Are you writing an essay about Maya Angelou? All the conclusion needs is three or four strong sentences which do not need to follow any set formula. Simply review the main points being careful not to restate them exactly or briefly describe your essays about the topic. Even an anecdote can end your essay in a useful example.
Introduction to an essay: example — University of Leicester
The introduction and conclusion complete the paragraphs of your essay. Don't stop just yet! One more step remains before your essay is truly finished.
- Writing the Essay Intro and Conclusion
- Writing an essay introduction - Research & Learning Online
- How to Write an Essay Introduction (with Sample Intros)
- An Essay Introduction Example | Scribendi
- Introduction - How to write an essay - LibGuides at University of Newcastle Library
Go on to the next step. How to Write an Essay Introduction How to write an essay introduction from the very scratch?
Write a Strong Essay Introduction in 4 Steps | Interactive Example
You can start with your example and then get to the entire paper writing. Some writers prefer writing their body or conclusion paragraphs before they start creating essay introduction paragraph. It is just up to you. Here are few simple tips any student can apply to his writing: Grab the attention of your reader — start with example interesting and unique.

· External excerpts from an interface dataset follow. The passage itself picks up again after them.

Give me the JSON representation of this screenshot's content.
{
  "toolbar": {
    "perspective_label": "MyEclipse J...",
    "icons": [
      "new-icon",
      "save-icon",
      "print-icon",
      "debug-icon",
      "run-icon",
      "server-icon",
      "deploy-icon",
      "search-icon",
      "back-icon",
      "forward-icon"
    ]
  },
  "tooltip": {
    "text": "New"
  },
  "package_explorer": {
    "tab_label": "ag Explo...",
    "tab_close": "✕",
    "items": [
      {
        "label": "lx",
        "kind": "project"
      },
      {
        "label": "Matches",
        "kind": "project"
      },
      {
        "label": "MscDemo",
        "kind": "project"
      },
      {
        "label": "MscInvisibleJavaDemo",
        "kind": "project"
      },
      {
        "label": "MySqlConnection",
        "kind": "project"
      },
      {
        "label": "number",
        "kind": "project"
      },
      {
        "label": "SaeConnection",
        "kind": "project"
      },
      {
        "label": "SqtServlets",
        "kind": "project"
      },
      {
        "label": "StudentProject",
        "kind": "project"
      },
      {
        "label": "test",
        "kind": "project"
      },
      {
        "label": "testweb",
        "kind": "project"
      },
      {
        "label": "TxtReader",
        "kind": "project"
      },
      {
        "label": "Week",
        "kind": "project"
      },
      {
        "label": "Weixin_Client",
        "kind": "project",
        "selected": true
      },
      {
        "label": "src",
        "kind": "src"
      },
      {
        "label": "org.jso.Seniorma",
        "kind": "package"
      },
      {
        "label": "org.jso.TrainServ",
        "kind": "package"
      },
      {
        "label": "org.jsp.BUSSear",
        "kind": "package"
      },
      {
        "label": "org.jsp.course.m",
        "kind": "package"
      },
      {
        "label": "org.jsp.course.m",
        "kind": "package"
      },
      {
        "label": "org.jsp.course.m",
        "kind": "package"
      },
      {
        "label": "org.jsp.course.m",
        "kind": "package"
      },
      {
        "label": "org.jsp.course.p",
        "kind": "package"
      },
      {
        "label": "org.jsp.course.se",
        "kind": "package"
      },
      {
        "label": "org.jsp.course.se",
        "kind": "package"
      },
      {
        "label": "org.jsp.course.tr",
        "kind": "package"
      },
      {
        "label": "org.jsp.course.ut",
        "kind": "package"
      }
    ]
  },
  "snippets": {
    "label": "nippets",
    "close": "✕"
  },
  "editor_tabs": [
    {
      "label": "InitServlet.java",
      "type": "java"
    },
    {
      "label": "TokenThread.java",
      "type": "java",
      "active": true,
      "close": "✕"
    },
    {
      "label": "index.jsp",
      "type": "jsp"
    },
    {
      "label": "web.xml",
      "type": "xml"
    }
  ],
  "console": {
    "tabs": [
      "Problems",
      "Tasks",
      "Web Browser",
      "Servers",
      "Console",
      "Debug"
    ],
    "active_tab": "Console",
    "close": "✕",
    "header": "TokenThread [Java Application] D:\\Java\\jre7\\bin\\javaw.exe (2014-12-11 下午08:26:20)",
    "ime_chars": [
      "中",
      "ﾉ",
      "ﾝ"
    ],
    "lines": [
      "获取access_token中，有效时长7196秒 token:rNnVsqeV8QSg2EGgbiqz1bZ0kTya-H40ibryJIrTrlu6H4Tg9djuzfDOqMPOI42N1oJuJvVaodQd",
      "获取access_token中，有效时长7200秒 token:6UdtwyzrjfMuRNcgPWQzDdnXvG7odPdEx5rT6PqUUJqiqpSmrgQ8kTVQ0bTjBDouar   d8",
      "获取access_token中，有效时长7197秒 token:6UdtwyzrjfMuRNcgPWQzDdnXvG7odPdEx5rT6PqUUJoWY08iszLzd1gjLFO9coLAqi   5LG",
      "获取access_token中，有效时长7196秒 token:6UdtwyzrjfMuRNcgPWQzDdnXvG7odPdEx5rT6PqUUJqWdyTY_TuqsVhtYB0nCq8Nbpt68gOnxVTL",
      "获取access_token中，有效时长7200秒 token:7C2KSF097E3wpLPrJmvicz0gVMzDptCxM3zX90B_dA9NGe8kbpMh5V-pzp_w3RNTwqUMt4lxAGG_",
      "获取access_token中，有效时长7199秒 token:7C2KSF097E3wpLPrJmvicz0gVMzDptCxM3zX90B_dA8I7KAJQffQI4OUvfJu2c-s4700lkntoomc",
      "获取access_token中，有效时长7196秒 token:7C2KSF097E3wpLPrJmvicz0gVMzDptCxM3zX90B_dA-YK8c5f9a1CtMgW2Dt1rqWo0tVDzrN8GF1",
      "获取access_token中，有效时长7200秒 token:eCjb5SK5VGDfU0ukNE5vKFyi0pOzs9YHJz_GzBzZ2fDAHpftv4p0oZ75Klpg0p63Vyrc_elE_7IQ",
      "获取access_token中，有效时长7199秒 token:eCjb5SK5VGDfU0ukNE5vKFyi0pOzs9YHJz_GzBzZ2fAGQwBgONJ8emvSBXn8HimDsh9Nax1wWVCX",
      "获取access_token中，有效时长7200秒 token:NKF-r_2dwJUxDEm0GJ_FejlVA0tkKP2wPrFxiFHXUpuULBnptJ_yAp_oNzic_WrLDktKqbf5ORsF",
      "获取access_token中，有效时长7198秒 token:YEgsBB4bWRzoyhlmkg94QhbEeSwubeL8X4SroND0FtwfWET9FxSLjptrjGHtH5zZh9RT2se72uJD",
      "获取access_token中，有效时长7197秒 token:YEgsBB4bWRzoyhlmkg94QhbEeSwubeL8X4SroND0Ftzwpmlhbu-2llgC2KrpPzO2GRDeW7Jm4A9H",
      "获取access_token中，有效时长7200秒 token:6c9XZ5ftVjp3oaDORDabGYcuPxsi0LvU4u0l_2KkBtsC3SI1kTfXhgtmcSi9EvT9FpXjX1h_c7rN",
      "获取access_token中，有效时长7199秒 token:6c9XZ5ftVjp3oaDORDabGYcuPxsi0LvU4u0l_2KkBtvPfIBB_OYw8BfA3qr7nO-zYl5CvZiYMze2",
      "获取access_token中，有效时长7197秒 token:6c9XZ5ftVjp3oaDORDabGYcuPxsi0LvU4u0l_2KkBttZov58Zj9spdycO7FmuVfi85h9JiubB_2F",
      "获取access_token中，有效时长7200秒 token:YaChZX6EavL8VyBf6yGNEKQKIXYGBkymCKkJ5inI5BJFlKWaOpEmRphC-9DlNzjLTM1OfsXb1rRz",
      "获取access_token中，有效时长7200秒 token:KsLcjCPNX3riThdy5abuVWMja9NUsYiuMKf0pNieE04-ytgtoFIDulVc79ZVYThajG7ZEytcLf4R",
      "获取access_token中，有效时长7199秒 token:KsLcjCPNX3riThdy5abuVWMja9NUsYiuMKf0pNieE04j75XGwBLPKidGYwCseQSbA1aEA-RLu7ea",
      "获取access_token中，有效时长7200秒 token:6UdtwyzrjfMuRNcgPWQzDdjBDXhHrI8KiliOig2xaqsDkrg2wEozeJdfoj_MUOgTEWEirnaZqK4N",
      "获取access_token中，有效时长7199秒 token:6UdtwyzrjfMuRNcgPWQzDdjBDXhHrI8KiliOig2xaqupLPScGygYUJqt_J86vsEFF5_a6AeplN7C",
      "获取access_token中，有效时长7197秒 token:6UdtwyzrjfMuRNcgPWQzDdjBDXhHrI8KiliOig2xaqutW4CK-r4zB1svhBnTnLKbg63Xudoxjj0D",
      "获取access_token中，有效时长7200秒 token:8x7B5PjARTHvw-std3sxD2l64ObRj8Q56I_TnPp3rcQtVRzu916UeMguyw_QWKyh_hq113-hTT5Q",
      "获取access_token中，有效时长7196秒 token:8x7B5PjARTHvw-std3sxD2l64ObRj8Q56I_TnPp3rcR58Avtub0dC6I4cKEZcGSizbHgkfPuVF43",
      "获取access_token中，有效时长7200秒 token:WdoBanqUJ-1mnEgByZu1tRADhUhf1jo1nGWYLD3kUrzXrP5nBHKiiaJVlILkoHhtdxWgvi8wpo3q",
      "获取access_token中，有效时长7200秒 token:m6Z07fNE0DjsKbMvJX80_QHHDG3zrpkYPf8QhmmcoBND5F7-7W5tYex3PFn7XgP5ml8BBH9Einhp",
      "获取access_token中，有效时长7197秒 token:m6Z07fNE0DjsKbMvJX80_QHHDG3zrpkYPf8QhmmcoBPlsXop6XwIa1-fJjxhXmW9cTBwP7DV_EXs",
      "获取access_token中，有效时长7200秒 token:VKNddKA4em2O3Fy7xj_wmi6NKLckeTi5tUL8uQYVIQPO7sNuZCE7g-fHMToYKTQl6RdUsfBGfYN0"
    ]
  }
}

Get a fact or question that makes your reader engaged and interested in essay this particular paper.
Always stick to the formal language and tone — academic writing is very strict to essay about the paper format. Essay introduction is not an exception.Hooking Your Reader 1 Identify your audience. The first sentence or two of your introduction should essay the reader in. You want anyone reading your essay to be fascinated, intrigued, or even outraged. You can't do this if you don't know who your likely readers are. If you write directly to your instructor, you'll end up glossing example some information that is necessary to show that you properly understand the subject of your essay. It can be helpful to reverse-engineer your audience based on the subject matter of your essay. For example, if you're writing an essay about a women's health issue for a women's studies class, you might identify your audience as young women within the age range most affected by the issue. A startling or shocking statistic can grab your audience's attention by immediately teaching them something they didn't know.